Florida YMCA Youth In Government

Starting a YIG Program

use of capitol facilities in model scenarios

The contact with community leaders

6. Look for students from a wide range of areas – not just the Social Studies classes. All abilities, socio-economic backgrounds, interests, and academic levels will benefit from participation.

Don’t forget TEEN members of your local YMCA!!

7. Once the recruiting process is under way, if possible identify a "core group". This group should be between 5-8 students who are interested in the creation of a Chapter. It is wise to have a few members of this group be underclassmen – ensuring that not all of your leadership will graduate within your Chapter’s first year. The advisor or school administration may personally identify these students or you can recruit them from the student body.
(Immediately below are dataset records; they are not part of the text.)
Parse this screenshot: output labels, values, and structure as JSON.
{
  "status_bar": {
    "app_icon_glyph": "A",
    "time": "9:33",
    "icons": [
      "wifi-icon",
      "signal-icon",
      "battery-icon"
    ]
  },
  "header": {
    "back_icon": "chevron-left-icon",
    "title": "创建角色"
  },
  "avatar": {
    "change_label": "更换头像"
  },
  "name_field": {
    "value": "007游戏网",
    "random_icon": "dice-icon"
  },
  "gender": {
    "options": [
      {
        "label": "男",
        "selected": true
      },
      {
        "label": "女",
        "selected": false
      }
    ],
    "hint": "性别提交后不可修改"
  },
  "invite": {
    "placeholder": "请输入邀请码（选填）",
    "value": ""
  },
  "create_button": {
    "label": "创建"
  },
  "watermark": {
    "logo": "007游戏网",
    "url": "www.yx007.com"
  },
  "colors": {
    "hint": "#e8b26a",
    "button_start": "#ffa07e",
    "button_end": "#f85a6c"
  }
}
These students will be responsible for setting up the initial organization for your YIG chapter.


Something else to ponder… These suggestions are assuming that you will be establishing your YIG Chapter at a local school, however often times a local Y branch will become the home of the YIG Chapter in the area. This allows recruitment from multiple schools and also allows the Y to concentrate its resources – time and talents – on one unified group.

Within this Y-based Chapter, if membership from one particular school grows large enough (15+) you may consider recognizing that group as a separate chapter permitting them to meet on their school campus but still attend the Y-based meetings as the source of the YIG programming. Local governance will have to expand to allow for student leadership at the delegation and local chapter level. This is a great long-term plan for growing your YIG program.

We're here to help! Contact the State Office or your local Delegation Leader to help you start a new YIG Chapter.